Bartocci, L., Grossi, G., & Mauro, S.G. (2019). Towards a hybrid logic of participatory budgeting. International Journal of Public Sector Management, 32(1): pp. 65–79.

Bland, G. (2017). Sustainability as a Measure of Success: Externally Promoted Participatory Budgeting in El Salvador 10 Years Later. Public administration and development, (37)2: 110–121.

Dias, N., Enríquez, S., & Júlio S. (2019, eds.). Participatory Budgeting World Atlas, https://www.pbatlas.net/index.html

Ebdon, C. (2002). Beyond the public hearing: citizen participation in the local government budget process. Journal of Public Budgeting, Accounting & Financial Management, 14(2): 273–294.

Ebdon, C., & Franklin, A.L. (2006). Citizen participation in budgeting theory. Public Administration Review, 66(3): 437–447.

Fiorino, D.J. (2010) Sustainability as a Conceptual Focus for Public Administration. Public Administration Review, 70, 78-88

Holdo, M. (2016). Reason of power: explaining non-cooptation in participatory budgeting. International Journal of Urban and Regional Research, 40(2): 378–394.

Irvin, R.A., & Stansbury, J. (2004). Citizen Participation in Decision Making: Is It Worth the Effort?
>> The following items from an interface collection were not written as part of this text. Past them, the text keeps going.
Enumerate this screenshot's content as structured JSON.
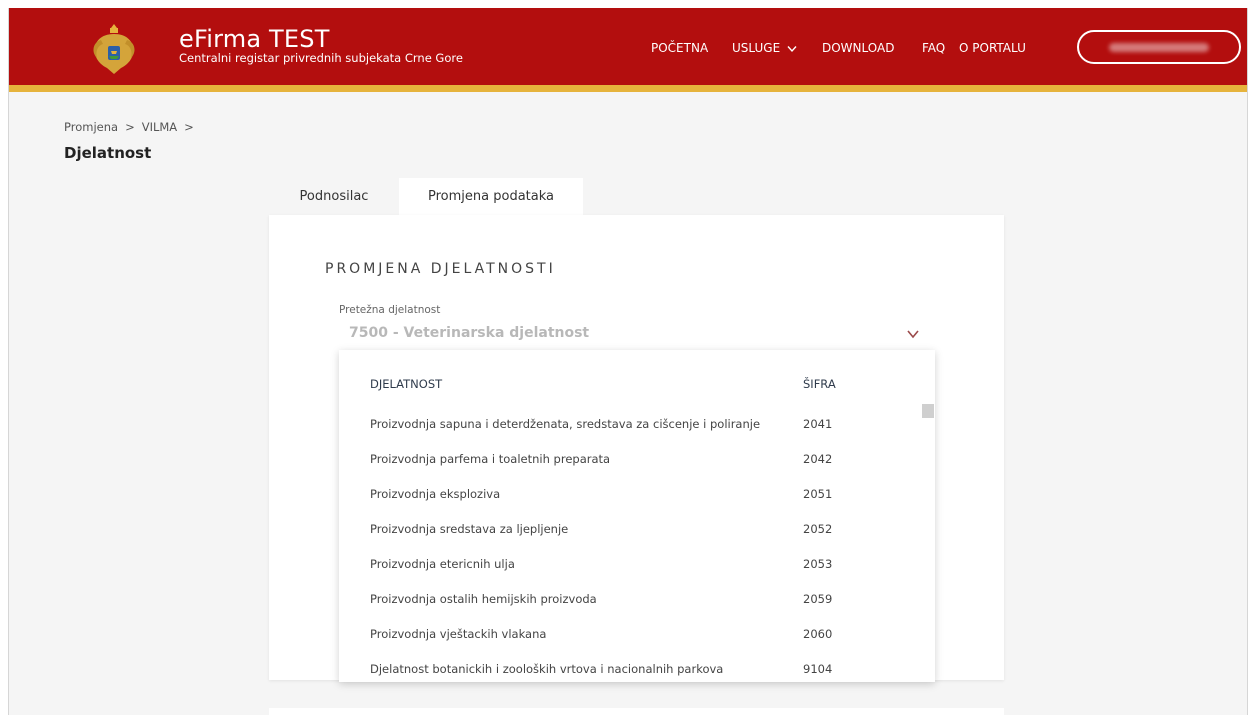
{
  "header": {
    "title": "eFirma TEST",
    "subtitle": "Centralni registar privrednih subjekata Crne Gore",
    "colors": {
      "primary": "#b30e0e",
      "stripe": "#e6b33c"
    },
    "nav": {
      "pocetna": "POČETNA",
      "usluge": "USLUGE",
      "download": "DOWNLOAD",
      "faq": "FAQ",
      "o_portalu": "O PORTALU"
    }
  },
  "breadcrumb": {
    "item1": "Promjena",
    "sep1": ">",
    "item2": "VILMA",
    "sep2": ">"
  },
  "page": {
    "title": "Djelatnost"
  },
  "tabs": {
    "podnosilac": "Podnosilac",
    "promjena": "Promjena podataka"
  },
  "form": {
    "section_title": "PROMJENA DJELATNOSTI",
    "field_label": "Pretežna djelatnost",
    "selected_value": "7500 - Veterinarska djelatnost"
  },
  "dropdown": {
    "col_name": "DJELATNOST",
    "col_code": "ŠIFRA",
    "rows": [
      {
        "name": "Proizvodnja sapuna i deterdženata, sredstava za cišcenje i poliranje",
        "code": "2041"
      },
      {
        "name": "Proizvodnja parfema i toaletnih preparata",
        "code": "2042"
      },
      {
        "name": "Proizvodnja eksploziva",
        "code": "2051"
      },
      {
        "name": "Proizvodnja sredstava za ljepljenje",
        "code": "2052"
      },
      {
        "name": "Proizvodnja etericnih ulja",
        "code": "2053"
      },
      {
        "name": "Proizvodnja ostalih hemijskih proizvoda",
        "code": "2059"
      },
      {
        "name": "Proizvodnja vještackih vlakana",
        "code": "2060"
      },
      {
        "name": "Djelatnost botanickih i zooloških vrtova i nacionalnih parkova",
        "code": "9104"
      }
    ]
  }
}
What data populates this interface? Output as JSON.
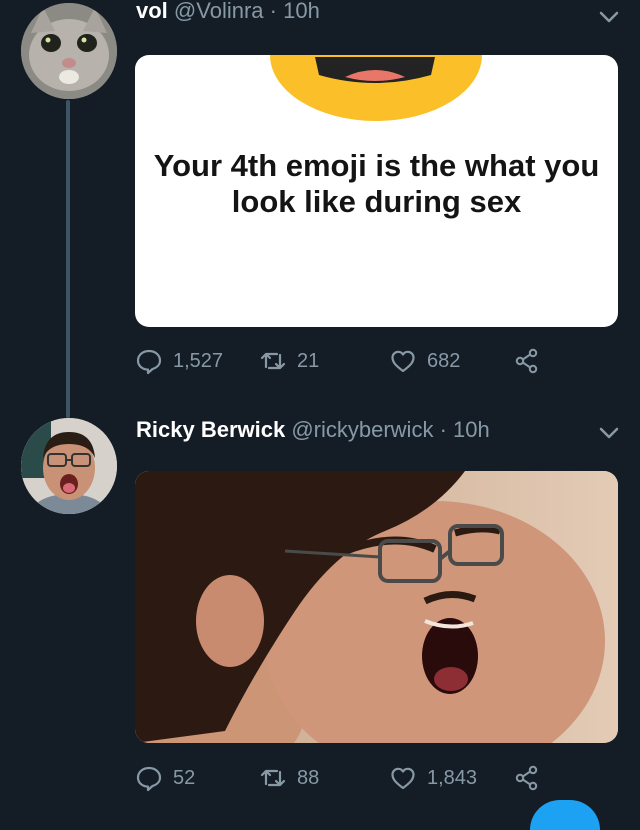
{
  "tweets": [
    {
      "name": "vol",
      "handle": "@Volinra",
      "separator": "·",
      "time": "10h",
      "avatar_icon": "cat-avatar-icon",
      "card_text": "Your 4th emoji is the what you look like during sex",
      "replies": "1,527",
      "retweets": "21",
      "likes": "682"
    },
    {
      "name": "Ricky Berwick",
      "handle": "@rickyberwick",
      "separator": "·",
      "time": "10h",
      "avatar_icon": "person-avatar-icon",
      "replies": "52",
      "retweets": "88",
      "likes": "1,843"
    }
  ],
  "colors": {
    "background": "#141d26",
    "secondary_text": "#8899a6",
    "thread_line": "#3d5466",
    "emoji_yellow": "#fbbf2a",
    "accent_blue": "#1da1f2"
  }
}
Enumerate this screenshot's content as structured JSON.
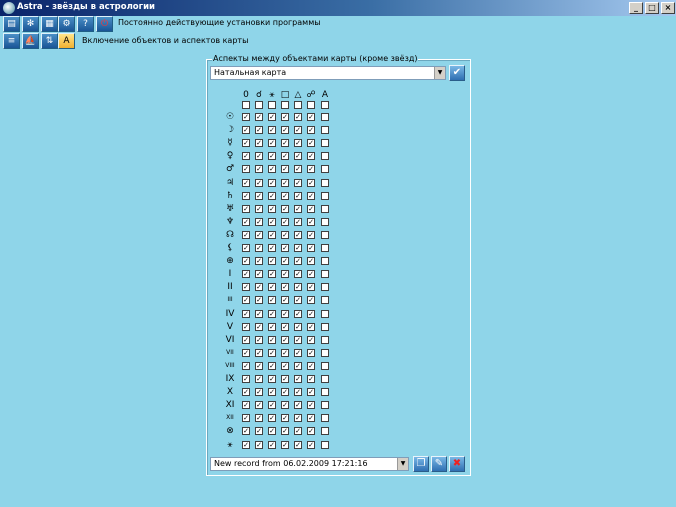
{
  "window": {
    "title": "Astra - звёзды в астрологии",
    "controls": [
      "_",
      "□",
      "×"
    ]
  },
  "toolbar": {
    "row1_label": "Постоянно действующие установки программы",
    "row2_label": "Включение объектов и аспектов карты",
    "row1_icons": [
      "document-icon",
      "asterisk-icon",
      "grid-icon",
      "gear-icon",
      "help-icon",
      "power-icon"
    ],
    "row2_icons": [
      "list-icon",
      "ship-icon",
      "compare-icon",
      "font-icon"
    ]
  },
  "aspects_panel": {
    "title": "Аспекты между объектами карты (кроме звёзд)",
    "chart_type": "Натальная карта",
    "record": "New record from 06.02.2009 17:21:16",
    "columns": [
      "0",
      "☌",
      "⚹",
      "□",
      "△",
      "☍",
      "A"
    ],
    "rows": [
      {
        "symbol": "☉",
        "checked": [
          true,
          true,
          true,
          true,
          true,
          true,
          false
        ]
      },
      {
        "symbol": "☽",
        "checked": [
          true,
          true,
          true,
          true,
          true,
          true,
          false
        ]
      },
      {
        "symbol": "☿",
        "checked": [
          true,
          true,
          true,
          true,
          true,
          true,
          false
        ]
      },
      {
        "symbol": "♀",
        "checked": [
          true,
          true,
          true,
          true,
          true,
          true,
          false
        ]
      },
      {
        "symbol": "♂",
        "checked": [
          true,
          true,
          true,
          true,
          true,
          true,
          false
        ]
      },
      {
        "symbol": "♃",
        "checked": [
          true,
          true,
          true,
          true,
          true,
          true,
          false
        ]
      },
      {
        "symbol": "♄",
        "checked": [
          true,
          true,
          true,
          true,
          true,
          true,
          false
        ]
      },
      {
        "symbol": "♅",
        "checked": [
          true,
          true,
          true,
          true,
          true,
          true,
          false
        ]
      },
      {
        "symbol": "♆",
        "checked": [
          true,
          true,
          true,
          true,
          true,
          true,
          false
        ]
      },
      {
        "symbol": "☊",
        "checked": [
          true,
          true,
          true,
          true,
          true,
          true,
          false
        ]
      },
      {
        "symbol": "⚸",
        "checked": [
          true,
          true,
          true,
          true,
          true,
          true,
          false
        ]
      },
      {
        "symbol": "⊕",
        "checked": [
          true,
          true,
          true,
          true,
          true,
          true,
          false
        ]
      },
      {
        "symbol": "I",
        "checked": [
          true,
          true,
          true,
          true,
          true,
          true,
          false
        ]
      },
      {
        "symbol": "II",
        "checked": [
          true,
          true,
          true,
          true,
          true,
          true,
          false
        ]
      },
      {
        "symbol": "III",
        "checked": [
          true,
          true,
          true,
          true,
          true,
          true,
          false
        ]
      },
      {
        "symbol": "IV",
        "checked": [
          true,
          true,
          true,
          true,
          true,
          true,
          false
        ]
      },
      {
        "symbol": "V",
        "checked": [
          true,
          true,
          true,
          true,
          true,
          true,
          false
        ]
      },
      {
        "symbol": "VI",
        "checked": [
          true,
          true,
          true,
          true,
          true,
          true,
          false
        ]
      },
      {
        "symbol": "VII",
        "checked": [
          true,
          true,
          true,
          true,
          true,
          true,
          false
        ]
      },
      {
        "symbol": "VIII",
        "checked": [
          true,
          true,
          true,
          true,
          true,
          true,
          false
        ]
      },
      {
        "symbol": "IX",
        "checked": [
          true,
          true,
          true,
          true,
          true,
          true,
          false
        ]
      },
      {
        "symbol": "X",
        "checked": [
          true,
          true,
          true,
          true,
          true,
          true,
          false
        ]
      },
      {
        "symbol": "XI",
        "checked": [
          true,
          true,
          true,
          true,
          true,
          true,
          false
        ]
      },
      {
        "symbol": "XII",
        "checked": [
          true,
          true,
          true,
          true,
          true,
          true,
          false
        ]
      },
      {
        "symbol": "⊗",
        "checked": [
          true,
          true,
          true,
          true,
          true,
          true,
          false
        ]
      },
      {
        "symbol": "⚹",
        "checked": [
          true,
          true,
          true,
          true,
          true,
          true,
          false
        ]
      }
    ]
  }
}
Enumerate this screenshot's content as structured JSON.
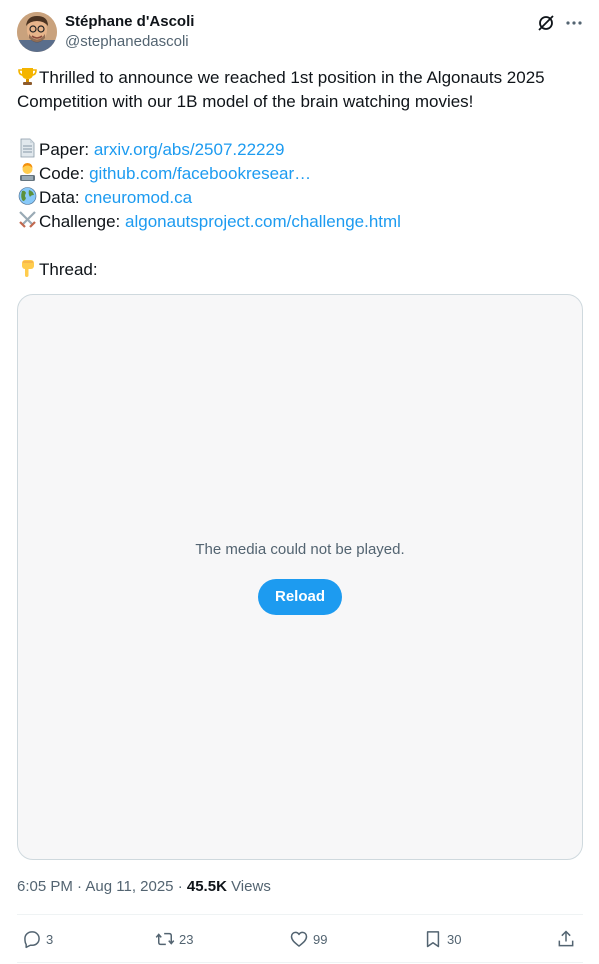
{
  "author": {
    "name": "Stéphane d'Ascoli",
    "handle": "@stephanedascoli"
  },
  "tweet": {
    "line1": "Thrilled to announce we reached 1st position in the Algonauts 2025",
    "line2": "Competition with our 1B model of the brain watching movies!",
    "paper_label": "Paper: ",
    "paper_link": "arxiv.org/abs/2507.22229",
    "code_label": "Code: ",
    "code_link": "github.com/facebookresear…",
    "data_label": "Data: ",
    "data_link": "cneuromod.ca",
    "challenge_label": "Challenge: ",
    "challenge_link": "algonautsproject.com/challenge.html",
    "thread_label": "Thread:"
  },
  "media": {
    "error_message": "The media could not be played.",
    "reload_label": "Reload"
  },
  "meta": {
    "time": "6:05 PM",
    "date": "Aug 11, 2025",
    "views_count": "45.5K",
    "views_label": "Views"
  },
  "actions": {
    "replies": "3",
    "reposts": "23",
    "likes": "99",
    "bookmarks": "30"
  },
  "icons": {
    "avatar": "avatar-photo",
    "grok": "grok-icon",
    "more": "more-icon",
    "trophy": "trophy-emoji",
    "paper": "page-emoji",
    "code": "technologist-emoji",
    "data": "globe-emoji",
    "challenge": "crossed-swords-emoji",
    "thread": "pointing-down-emoji",
    "reply": "reply-icon",
    "repost": "repost-icon",
    "like": "heart-icon",
    "bookmark": "bookmark-icon",
    "share": "share-icon"
  },
  "colors": {
    "link": "#1d9bf0",
    "secondary_text": "#536471",
    "primary_text": "#0f1419",
    "reload_button": "#1d9bf0"
  }
}
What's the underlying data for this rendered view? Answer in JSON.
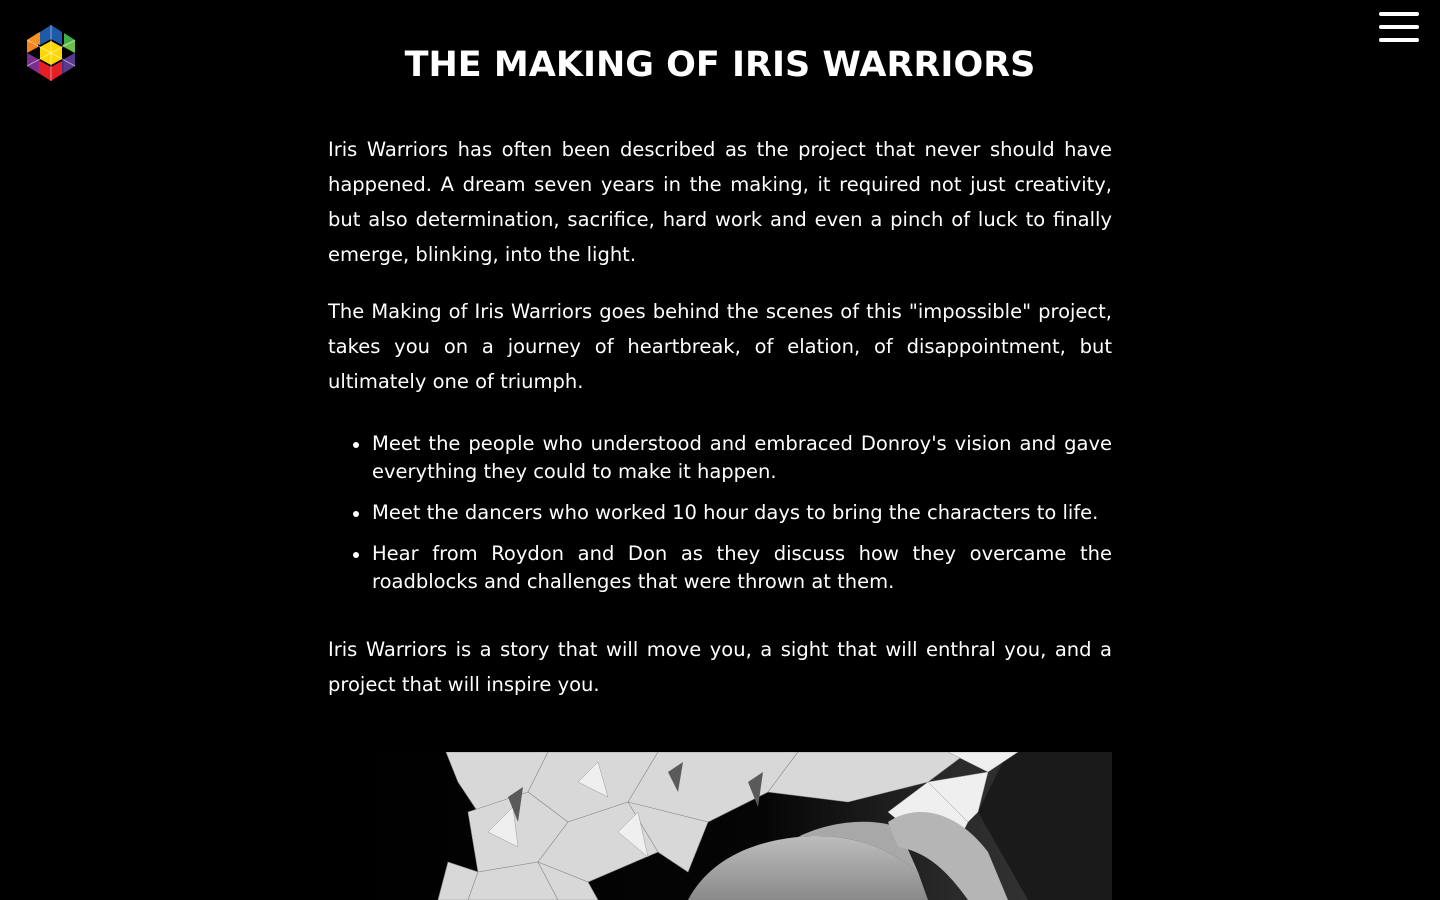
{
  "page": {
    "title": "THE MAKING OF IRIS WARRIORS",
    "background_color": "#000000",
    "text_color": "#ffffff"
  },
  "logo": {
    "icon": "hexagon-cluster-logo-icon",
    "colors": [
      "#1e5aa8",
      "#3fae49",
      "#ffd700",
      "#f58220",
      "#7b2d8e",
      "#e31e24",
      "#5a3a8e"
    ]
  },
  "menu": {
    "icon": "hamburger-menu-icon"
  },
  "content": {
    "paragraphs": [
      "Iris Warriors has often been described as the project that never should have happened. A dream seven years in the making, it required not just creativity, but also determination, sacrifice, hard work and even a pinch of luck to finally emerge, blinking, into the light.",
      "The Making of Iris Warriors goes behind the scenes of this \"impossible\" project, takes you on a journey of heartbreak, of elation, of disappointment, but ultimately one of triumph."
    ],
    "bullets": [
      "Meet the people who understood and embraced Donroy's vision and gave everything they could to make it happen.",
      "Meet the dancers who worked 10 hour days to bring the characters to life.",
      "Hear from Roydon and Don as they discuss how they overcame the roadblocks and challenges that were thrown at them."
    ],
    "closing": "Iris Warriors is a story that will move you, a sight that will enthral you, and a project that will inspire you."
  },
  "hero_image": {
    "icon": "costumed-dancer-photo"
  }
}
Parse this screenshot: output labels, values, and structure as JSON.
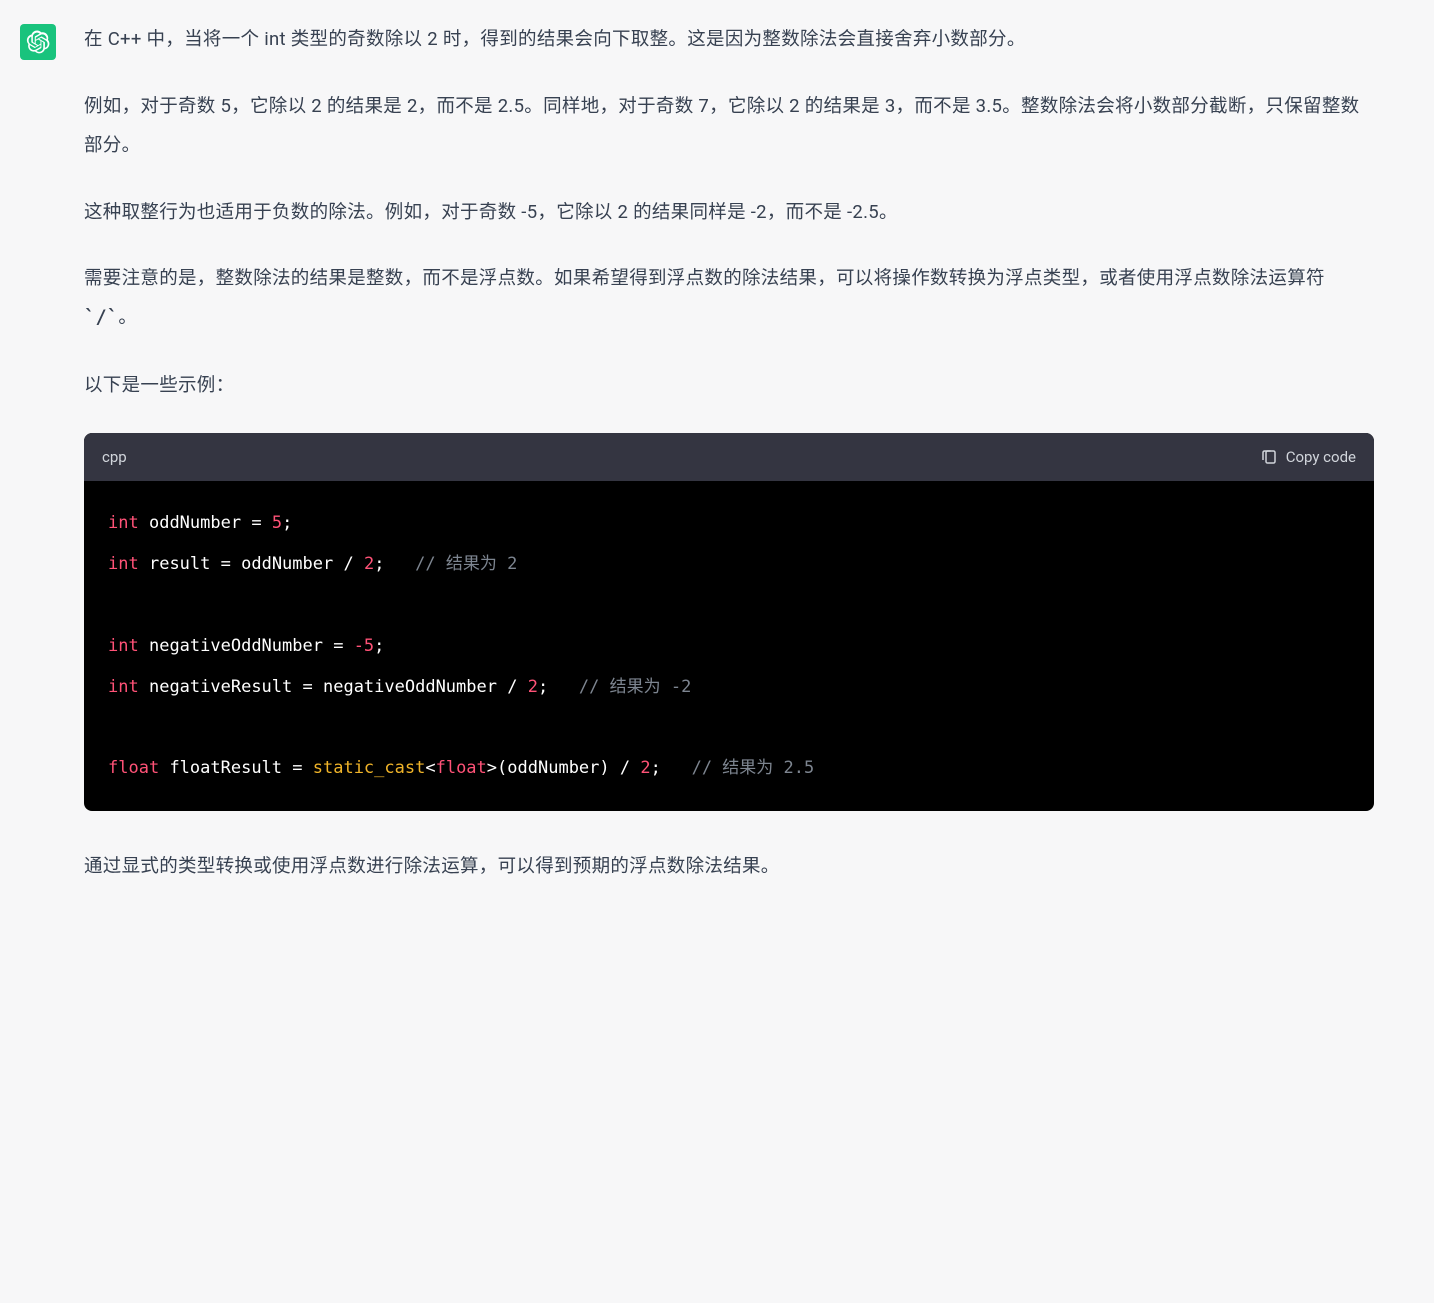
{
  "avatar": {
    "alt": "assistant-logo"
  },
  "paragraphs": {
    "p1": "在 C++ 中，当将一个 int 类型的奇数除以 2 时，得到的结果会向下取整。这是因为整数除法会直接舍弃小数部分。",
    "p2": "例如，对于奇数 5，它除以 2 的结果是 2，而不是 2.5。同样地，对于奇数 7，它除以 2 的结果是 3，而不是 3.5。整数除法会将小数部分截断，只保留整数部分。",
    "p3": "这种取整行为也适用于负数的除法。例如，对于奇数 -5，它除以 2 的结果同样是 -2，而不是 -2.5。",
    "p4_a": "需要注意的是，整数除法的结果是整数，而不是浮点数。如果希望得到浮点数的除法结果，可以将操作数转换为浮点类型，或者使用浮点数除法运算符 ",
    "p4_code": "`/`",
    "p4_b": "。",
    "p5": "以下是一些示例：",
    "p6": "通过显式的类型转换或使用浮点数进行除法运算，可以得到预期的浮点数除法结果。"
  },
  "code": {
    "language": "cpp",
    "copy_label": "Copy code",
    "tokens": {
      "kw_int": "int",
      "kw_float": "float",
      "id_oddNumber": "oddNumber",
      "id_result": "result",
      "id_negativeOddNumber": "negativeOddNumber",
      "id_negativeResult": "negativeResult",
      "id_floatResult": "floatResult",
      "fn_static_cast": "static_cast",
      "num_5": "5",
      "num_2": "2",
      "num_neg5": "-5",
      "eq": " = ",
      "slash": " / ",
      "semi": ";",
      "lt": "<",
      "gt": ">",
      "lparen": "(",
      "rparen": ")",
      "sp3": "   ",
      "sp": " ",
      "cm_r2": "// 结果为 2",
      "cm_rn2": "// 结果为 -2",
      "cm_r25": "// 结果为 2.5"
    }
  }
}
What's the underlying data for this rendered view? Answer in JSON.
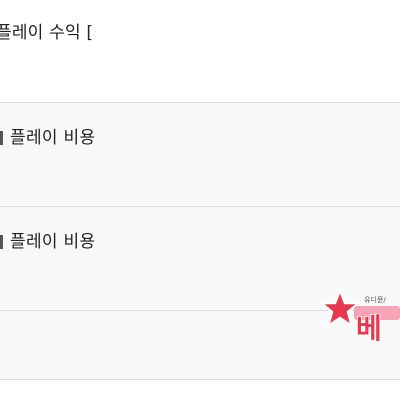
{
  "header": {
    "text": "플레이 수익 ["
  },
  "rows": [
    {
      "label": "플레이 비용"
    },
    {
      "label": "플레이 비용"
    },
    {
      "label": ""
    }
  ],
  "colors": {
    "row_background": "#f8f9fa",
    "divider": "#d8dadd",
    "watermark_red": "#e8384d",
    "watermark_pink": "#f7a3b8"
  },
  "watermark": {
    "text": "베",
    "subtext": "유디뮨/"
  }
}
Public Administration Review, 64(1): 55–65.

Jayasinghe, K., Adhikari, P., Simon, C., & Sopanah, A. (2020). Multiple rationalities of participatory budgeting in indigenous communities: Evidence from Indonesia. Accounting, Auditing & Accountability Journal, 33(8): 2139–2166.

Kasymova, J. (2017). Understanding the challenges and sustainability of citizen engagement in the budgeting processes of developing countries. Administration & Society, 49(3): 374–393.

Lehtonen, P. (2018). Shifting the Power to People: Opening the practices of governance with participatory budgeting. Nordicom Information, 40(1): 63–69.

Pinnington, D., Lerner, J., and Schugurensky, D. (2009). Participatory budgeting in North America: The case of Guelph, Canada. Journal of Public Budgeting, Accounting & Financial Management, 21(3): 455-484. 

Sintomer, Y., Herzberg C., & Röcke A. (2008). Participatory Budgeting in Europe: Potentials and Challenges. International Journal of Urban and Regional Research, 32 (1): 164–178.

Sintomer, Y., Herzberg, C., Röcke A., & Allegretti G.(2012). Transnational Models of Citizen Participation: The Case of Participatory Budgeting. Journal of Public Deliberation, 8(2): 1–32.

Steccolini, I. (2019). Accounting and the post-new public management. Re-considering publicness in accounting research. Accounting, Auditing & Accountability Journal, 32(1), 255–279.